For over a year I have been writing blogs about addiction and recovery. Hopefully, they have been helpful to many readers as they explore areas of concern that the family member is having with their loved one -- the alcoholic/addict. In addition, I hope that they are written with an empathetic touch, yet still an unbiased, professional tone.
However, I wanted to share something very personal with you, my readers: my own daughter's relapse. I doubt if I would be the complete clinician if I did not walk in some of your shoes, share the same trials and tribulations, victories and successes. So, I'm hopeful that you won't be offended if I share my recent heartache and despair with you.
My daughter (let's call her Lucy) was and is a beautiful 21-year-old. Though every mother thinks their child is beautiful, Lucy really is. Almost 6 ft. tall, a knockout figure, dark straight hair, olive skin and almond shaped smoldering eyes. She could have easily been a model. I can say this, as she is adopted, so I had nothing to do with her amazing looks. However, this beautiful young lady is covered with tattoos scattered about her body with little or no thought as to what she is permanently inking. One looks like a car engine and is supposed to be a music box; another is a musician that I don't think she has ever heard of and whose hair covers most of his face. Her ear lobes sport gauges that are so big, the middle part of a sugar ice cream cone would fit comfortably through it.
Though I'm not thrilled that Lucy has decided to permanently use her body as a grease board, it does not make me love her any less.
Let me take a paragraph or two to give you a little history. As I said, Lucy was adopted and from an early age starting pulling out her hair. Defiant toward teachers and combative at every turn toward her father and me, Lucy would fly into uncontrollable temper tantrums. By the time the 7th grade rolled around, Lucy could not attend the public school system and was sent to alternative schools in and out of California that specialized in behavioral issues. I honestly don't know when the dabbling into drugs took effect, but dabbling quickly turned into addiction. Lucy became a garbage pail for any drug from acid to mushrooms to heroin.

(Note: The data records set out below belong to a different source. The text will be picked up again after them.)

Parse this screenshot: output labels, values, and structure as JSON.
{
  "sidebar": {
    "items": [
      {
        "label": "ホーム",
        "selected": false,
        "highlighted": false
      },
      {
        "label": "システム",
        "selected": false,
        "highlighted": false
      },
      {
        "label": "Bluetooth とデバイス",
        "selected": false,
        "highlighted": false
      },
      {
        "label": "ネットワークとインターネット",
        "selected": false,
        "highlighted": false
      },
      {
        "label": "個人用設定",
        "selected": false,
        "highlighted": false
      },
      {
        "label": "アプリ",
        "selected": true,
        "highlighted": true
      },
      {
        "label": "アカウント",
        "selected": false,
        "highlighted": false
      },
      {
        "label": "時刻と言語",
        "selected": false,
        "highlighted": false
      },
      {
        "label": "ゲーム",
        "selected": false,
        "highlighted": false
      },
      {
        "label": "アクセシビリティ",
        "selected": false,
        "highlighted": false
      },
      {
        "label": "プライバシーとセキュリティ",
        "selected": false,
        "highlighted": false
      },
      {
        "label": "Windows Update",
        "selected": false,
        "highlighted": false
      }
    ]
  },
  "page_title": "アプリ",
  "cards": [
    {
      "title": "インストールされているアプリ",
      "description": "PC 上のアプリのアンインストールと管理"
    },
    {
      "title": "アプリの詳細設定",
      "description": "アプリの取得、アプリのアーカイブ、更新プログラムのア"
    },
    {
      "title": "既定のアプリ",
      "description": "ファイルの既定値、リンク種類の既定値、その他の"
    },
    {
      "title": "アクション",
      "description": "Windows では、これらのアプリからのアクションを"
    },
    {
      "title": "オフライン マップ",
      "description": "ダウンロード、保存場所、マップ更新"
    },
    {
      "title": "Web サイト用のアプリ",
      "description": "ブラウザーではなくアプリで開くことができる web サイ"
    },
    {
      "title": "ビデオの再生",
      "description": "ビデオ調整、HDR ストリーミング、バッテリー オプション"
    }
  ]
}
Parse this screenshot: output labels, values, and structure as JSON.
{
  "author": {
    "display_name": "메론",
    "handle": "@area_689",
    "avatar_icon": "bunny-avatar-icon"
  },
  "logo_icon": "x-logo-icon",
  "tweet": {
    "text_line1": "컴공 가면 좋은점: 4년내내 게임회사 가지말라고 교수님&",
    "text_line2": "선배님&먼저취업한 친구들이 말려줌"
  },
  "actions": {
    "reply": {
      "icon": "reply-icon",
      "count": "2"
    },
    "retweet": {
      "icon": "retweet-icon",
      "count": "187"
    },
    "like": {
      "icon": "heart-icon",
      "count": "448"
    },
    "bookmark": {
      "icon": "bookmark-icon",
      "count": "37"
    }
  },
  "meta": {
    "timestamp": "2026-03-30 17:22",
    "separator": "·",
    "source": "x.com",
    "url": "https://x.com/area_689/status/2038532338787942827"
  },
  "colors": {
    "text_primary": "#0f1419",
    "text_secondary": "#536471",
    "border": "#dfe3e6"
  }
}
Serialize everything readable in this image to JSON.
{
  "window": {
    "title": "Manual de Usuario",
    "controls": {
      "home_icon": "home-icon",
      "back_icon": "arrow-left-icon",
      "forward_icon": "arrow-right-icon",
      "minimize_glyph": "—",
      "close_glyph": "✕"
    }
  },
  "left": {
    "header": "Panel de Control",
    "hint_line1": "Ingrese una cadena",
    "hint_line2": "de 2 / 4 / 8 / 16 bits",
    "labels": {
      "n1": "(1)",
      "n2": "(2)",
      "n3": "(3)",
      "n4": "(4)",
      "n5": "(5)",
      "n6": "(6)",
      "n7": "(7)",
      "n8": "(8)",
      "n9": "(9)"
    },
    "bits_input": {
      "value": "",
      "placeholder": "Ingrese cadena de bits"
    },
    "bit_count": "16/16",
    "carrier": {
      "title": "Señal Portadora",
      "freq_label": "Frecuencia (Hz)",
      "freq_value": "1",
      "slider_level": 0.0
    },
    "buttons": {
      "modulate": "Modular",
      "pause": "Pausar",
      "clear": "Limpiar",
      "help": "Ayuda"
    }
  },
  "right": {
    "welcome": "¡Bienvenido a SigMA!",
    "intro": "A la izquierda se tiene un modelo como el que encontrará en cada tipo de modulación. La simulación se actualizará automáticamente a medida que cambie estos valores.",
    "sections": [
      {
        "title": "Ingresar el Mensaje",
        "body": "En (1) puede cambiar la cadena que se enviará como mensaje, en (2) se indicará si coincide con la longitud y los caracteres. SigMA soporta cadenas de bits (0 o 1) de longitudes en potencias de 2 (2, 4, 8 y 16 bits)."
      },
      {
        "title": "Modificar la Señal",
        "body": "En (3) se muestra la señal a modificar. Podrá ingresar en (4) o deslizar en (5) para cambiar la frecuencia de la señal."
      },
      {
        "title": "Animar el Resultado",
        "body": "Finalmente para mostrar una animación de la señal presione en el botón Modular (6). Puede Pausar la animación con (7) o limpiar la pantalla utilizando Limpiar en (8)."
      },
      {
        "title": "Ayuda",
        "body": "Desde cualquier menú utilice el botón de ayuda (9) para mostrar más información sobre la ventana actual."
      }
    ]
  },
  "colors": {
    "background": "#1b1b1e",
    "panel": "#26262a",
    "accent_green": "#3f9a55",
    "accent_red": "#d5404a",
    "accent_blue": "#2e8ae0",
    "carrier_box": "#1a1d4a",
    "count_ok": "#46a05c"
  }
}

Cutting and anorexic behavior became the norm as well.
Lucy managed to graduate from high school and opted to live with her birth grandparents in Oregon. Our communication at that time was tense and volatile and I had no idea if she was clean and sober or continuing with her addiction. Lucy made it clear that she had no interest in considering any of my suggestions for continued education or career choices.
After a few years of doing little but lying on the couch, Lucy moved down to Los Angeles and reconnected with some family members professing that she needed a fresh beginning for her life. Lucy swore that she was clean and sober, and these family members embraced her with open arms. Sadly, sobriety was the last thing on her mind, and so started the revolving door of rehabs and sober living housing.
Gratefully, somewhere along the way, Lucy did embrace a clean and sober life style. She attended AA meetings regularly, had a sponsor, and got a job and her own apartment. On her first year birthday of sobriety, we gathered like a flock of geese holding wads of Kleenex as we watched our loved one receive her one year chip. Finally, after all these years, maybe, just maybe Lucy might be on her way to experiencing the goodness that a sober lifestyle has to offer and we in turn could take a long awaited sigh of relief. That was 14 months ago.
Sadly and unfortunately many alcoholic/addicts become complacent about their recovery. They foolishly think they can start to pick and choose their recovery path believing that they now have learned when to cut off their alcohol intake, or because their drug of choice was alcohol, one line of coke is no big deal. The recovering alcoholic/addict knows that this thinking is "b.s.", but they forge ahead anyway.
So was true with my dear Lucy. She strongly stated that she hadn't relapsed, as smoking a joint three times a day had nothing to do with substance abuse. However, that was just the beginning of the downward spiral. Lately when I see her, she is unfocused, easily agitated, defensive and dirty. This last week, a planned family dinner witnessed Lucy making several trips to the bathroom. Was she throwing up her dinner, and back to the days of bingeing and purging, getting high or both? Regardless, it was clear that her clean and sober days were over.
I have spent many sleepless nights and shed buckets of tears over my daughter's disease and the devil that has her as a captive audience. But, there is nothing I can do, as she has not sought help and my involvement (for the umpteenth time) has more often than not proven futile. I am left with prayer. Praying that her "higher power" will take care of her and that hopefully one day, like once before, she will pick herself up from the ashes and scratch and claw her way back to a healthy lifestyle.
I share this story with you, so if you have experienced something similar, you will know that you are not alone. There seems to be strength in numbers, even if you don't know the person next to you. I am a professional counselor -- an expert in my field, yet I don't have the answers for my child, or can show her that her decisions are poor ones. Instead my heart breaks with the same pain, sadness and fear that any loving parent has when their child is heading 100 miles an hour for a brick wall.
Thank you for allowing me to open up my heart and soul to a caring population of family members and friends who travel the same path as so many of us do on a daily basis.
Carole Bennett, MA
For the majority of my adult life I have dealt with the torture of my family’s substance abuse.
Posted: August 19, 2010 07:00 AM